After 100 years, Turkey should acknowledge Armenian genocide

The Turkish people today are not responsible for the Armenian genocide. They should be able to come to terms with the past.

April 20, 2015
Source: The Star

After 100 years, it is now widely accepted as the first genocide of the modern era. The killing of as many as 1.5 million Armenians in Ottoman Turkey that began in April, 1915, was a stain on the conscience of humanity, the first such horror in a century that would sadly see many more.

Here in Canada, Prime Minister Stephen Harper’s government recognizes the genocide, and Parliament passed resolutions more than a decade ago condemning it as a crime against humanity.

As Armenians the world over mark the 100th anniversary on Friday of the beginning of the “great catastrophe,” they know that the mass slaughter and expulsion that their community suffered as the First World War raged has gained iconic status as a crime of monstrous proportions. Nazi leader Adolph Hitler may have believed that few would remember the Armenian tragedy, but history has proved him wrong.

Just this past week Pope Francis used his powerful pulpit to urge world leaders to recognize the genocide, saying that “concealing or denying evil is like allowing a wound to keep bleeding without bandaging it.” The Pope alluded, as well, to the current persecution of Christians by Islamic State jihadists and other radicals in places such as Syria, Iraq and Nigeria. Even so, his remarks predictably infuriated Turkish President Recep Tayyip Erdogan’s government. It recalled its envoy to the Vatican and accused the Pope of fanning hatred with baseless claims.

As the Star’s Olivia Ward wrote on Saturday, the Turkish government has always maintained the claim that the Armenian “tragedy,” while terrible, has been exaggerated, and was a byproduct of an ugly civil war as the Ottoman Empire disintegrated. But diplomats at the time were shocked by the sheer scale of the suffering of two million Christian Armenians in what is now eastern Turkey. They faced mass deportation, death marches, starvation, executions, torture and rape. To one American diplomat it looked like a systematic bid to crush the Armenian race.
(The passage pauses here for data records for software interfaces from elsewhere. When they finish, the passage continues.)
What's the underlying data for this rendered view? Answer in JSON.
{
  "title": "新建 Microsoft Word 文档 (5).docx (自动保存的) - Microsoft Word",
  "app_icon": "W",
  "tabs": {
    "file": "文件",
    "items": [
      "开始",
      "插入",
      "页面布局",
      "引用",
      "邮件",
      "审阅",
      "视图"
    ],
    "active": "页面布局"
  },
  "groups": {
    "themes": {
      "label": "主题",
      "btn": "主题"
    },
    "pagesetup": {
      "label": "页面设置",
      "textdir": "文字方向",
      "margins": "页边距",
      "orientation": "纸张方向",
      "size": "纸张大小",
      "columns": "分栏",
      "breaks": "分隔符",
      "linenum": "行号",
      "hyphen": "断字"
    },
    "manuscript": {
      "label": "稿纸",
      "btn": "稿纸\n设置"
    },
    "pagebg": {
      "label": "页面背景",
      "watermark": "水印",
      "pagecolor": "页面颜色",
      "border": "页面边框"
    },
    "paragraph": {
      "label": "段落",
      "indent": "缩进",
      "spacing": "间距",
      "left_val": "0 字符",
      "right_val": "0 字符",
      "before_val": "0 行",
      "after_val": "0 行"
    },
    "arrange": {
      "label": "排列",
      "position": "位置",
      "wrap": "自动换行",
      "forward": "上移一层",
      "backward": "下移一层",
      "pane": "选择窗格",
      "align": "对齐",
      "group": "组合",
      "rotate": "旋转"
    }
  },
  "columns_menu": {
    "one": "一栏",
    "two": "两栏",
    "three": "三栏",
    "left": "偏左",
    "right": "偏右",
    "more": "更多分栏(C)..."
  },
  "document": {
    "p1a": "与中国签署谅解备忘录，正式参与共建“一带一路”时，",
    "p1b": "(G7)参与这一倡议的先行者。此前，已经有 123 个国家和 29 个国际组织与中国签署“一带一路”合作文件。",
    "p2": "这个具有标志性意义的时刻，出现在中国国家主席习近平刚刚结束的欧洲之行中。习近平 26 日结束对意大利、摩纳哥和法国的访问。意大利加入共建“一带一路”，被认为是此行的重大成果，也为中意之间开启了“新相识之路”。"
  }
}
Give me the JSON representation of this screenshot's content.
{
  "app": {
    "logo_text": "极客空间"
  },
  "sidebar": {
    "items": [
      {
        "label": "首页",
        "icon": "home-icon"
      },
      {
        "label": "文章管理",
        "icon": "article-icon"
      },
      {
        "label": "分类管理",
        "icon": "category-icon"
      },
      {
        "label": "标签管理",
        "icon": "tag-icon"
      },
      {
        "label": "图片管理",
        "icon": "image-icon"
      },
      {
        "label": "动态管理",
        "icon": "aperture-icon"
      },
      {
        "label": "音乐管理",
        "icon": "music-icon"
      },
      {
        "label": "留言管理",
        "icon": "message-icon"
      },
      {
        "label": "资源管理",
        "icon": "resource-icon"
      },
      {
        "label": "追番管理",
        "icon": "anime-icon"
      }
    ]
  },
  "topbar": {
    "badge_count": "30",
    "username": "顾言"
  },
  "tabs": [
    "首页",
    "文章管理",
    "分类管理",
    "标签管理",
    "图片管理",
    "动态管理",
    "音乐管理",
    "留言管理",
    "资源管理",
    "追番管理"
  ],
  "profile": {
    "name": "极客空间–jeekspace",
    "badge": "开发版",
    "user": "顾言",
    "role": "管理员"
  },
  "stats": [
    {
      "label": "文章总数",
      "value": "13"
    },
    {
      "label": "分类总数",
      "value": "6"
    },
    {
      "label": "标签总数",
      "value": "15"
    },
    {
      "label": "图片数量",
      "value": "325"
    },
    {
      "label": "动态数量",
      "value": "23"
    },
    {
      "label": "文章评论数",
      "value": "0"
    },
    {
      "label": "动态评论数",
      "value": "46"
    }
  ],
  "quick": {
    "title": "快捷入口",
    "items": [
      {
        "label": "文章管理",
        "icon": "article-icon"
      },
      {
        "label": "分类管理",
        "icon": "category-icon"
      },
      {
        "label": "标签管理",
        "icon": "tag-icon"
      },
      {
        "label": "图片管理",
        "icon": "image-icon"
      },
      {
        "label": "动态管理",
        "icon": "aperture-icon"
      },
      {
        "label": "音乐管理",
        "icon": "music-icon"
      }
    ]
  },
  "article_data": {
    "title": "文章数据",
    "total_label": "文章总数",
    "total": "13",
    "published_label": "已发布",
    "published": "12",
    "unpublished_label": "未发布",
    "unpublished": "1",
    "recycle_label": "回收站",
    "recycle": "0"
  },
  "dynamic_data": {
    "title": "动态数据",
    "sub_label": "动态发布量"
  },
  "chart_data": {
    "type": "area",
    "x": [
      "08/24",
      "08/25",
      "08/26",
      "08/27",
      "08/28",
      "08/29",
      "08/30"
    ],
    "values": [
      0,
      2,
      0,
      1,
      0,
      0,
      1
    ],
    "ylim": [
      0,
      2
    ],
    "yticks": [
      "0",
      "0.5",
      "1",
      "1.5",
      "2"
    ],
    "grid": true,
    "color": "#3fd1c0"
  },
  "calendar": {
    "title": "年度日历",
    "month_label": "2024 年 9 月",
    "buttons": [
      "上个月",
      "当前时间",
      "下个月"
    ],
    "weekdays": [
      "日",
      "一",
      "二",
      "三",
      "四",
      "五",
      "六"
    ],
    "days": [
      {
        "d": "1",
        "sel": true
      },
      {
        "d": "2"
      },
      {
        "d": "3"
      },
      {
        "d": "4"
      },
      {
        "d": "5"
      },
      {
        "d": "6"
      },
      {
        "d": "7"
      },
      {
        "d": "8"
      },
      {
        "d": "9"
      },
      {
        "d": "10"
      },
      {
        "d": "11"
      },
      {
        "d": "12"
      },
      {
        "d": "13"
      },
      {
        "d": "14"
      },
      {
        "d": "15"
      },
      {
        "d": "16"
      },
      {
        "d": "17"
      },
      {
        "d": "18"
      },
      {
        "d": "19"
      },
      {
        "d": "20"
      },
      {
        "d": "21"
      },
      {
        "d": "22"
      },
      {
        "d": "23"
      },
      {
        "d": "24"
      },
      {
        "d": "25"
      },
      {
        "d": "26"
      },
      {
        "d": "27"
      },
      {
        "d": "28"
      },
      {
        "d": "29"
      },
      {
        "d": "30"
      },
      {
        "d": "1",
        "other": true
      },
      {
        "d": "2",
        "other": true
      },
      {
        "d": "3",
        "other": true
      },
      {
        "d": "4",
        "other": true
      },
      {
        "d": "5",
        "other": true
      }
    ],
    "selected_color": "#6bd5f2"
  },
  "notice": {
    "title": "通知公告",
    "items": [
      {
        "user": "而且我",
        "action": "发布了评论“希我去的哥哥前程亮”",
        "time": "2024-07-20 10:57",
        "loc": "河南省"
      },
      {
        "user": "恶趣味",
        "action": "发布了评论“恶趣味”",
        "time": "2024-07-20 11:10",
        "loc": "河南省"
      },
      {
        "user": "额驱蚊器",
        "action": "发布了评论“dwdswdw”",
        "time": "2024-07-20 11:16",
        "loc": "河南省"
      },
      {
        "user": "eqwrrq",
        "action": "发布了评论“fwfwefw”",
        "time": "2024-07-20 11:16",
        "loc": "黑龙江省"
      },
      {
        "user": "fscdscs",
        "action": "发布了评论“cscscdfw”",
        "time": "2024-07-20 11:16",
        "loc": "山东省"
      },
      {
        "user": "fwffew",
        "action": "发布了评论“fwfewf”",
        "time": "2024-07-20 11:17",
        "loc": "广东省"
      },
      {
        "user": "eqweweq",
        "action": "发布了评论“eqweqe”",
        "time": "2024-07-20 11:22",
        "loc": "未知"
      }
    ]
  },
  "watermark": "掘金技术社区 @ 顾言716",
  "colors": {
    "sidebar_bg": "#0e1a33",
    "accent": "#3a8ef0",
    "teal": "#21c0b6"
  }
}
The Armenian tragedy proved to be just the first of several in a 20th century drenched in the blood of two world wars and state-sanctioned mass slaughter.

The singular evil of the Shoah, the Holocaust, towers above the rest. Hitler’s Nazi killing machine murdered 6 million Jews seeking to annihilate an entire people. But millions of Ukrainians died in Joseph Stalin’s man-made famines. In Cambodia the Khmer Rouge killed millions. And nearly a million perished in Rwanda and Bosnia.

Modern Turkey is a democratic, advanced state and a valued ally of Canada and the rest of the North Atlantic Treaty Organization alliance. The Ottoman Empire is long gone and Turkish people today have no such blood on their hands. With the hindsight of a century, they should be able to come to terms with past events, however painful.

Yet, discouragingly, the Turkish government continues to attack any and all who dare utter the word genocide. In Erdogan’s mind, “it is out of the question for there to be a stain or a shadow called genocide on Turkey.” That perversely casts Turkey in the role of victim. That simply doesn’t stand serious scrutiny. Modern scholarship has documented a campaign by Mehmed Talat Pasha and his regime against the Armenians, who were regarded as pro-Russian enemies from within, at a time when Turkey was allied with Germany against Russia.

Turkey’s current leadership, innocent of century-old crimes, should recognize that their country’s international standing is suffering by their corrosive refusal to come to grips with the past. The European Parliament has just made that very case, urging Turkey “to come to terms with its past, to recognize the Armenian genocide and thus to pave the way for a genuine reconciliation between the Turkish and Armenian peoples.” That reconciliation is long overdue. It’s time to look history squarely in the face, or be haunted by a terrible wrong.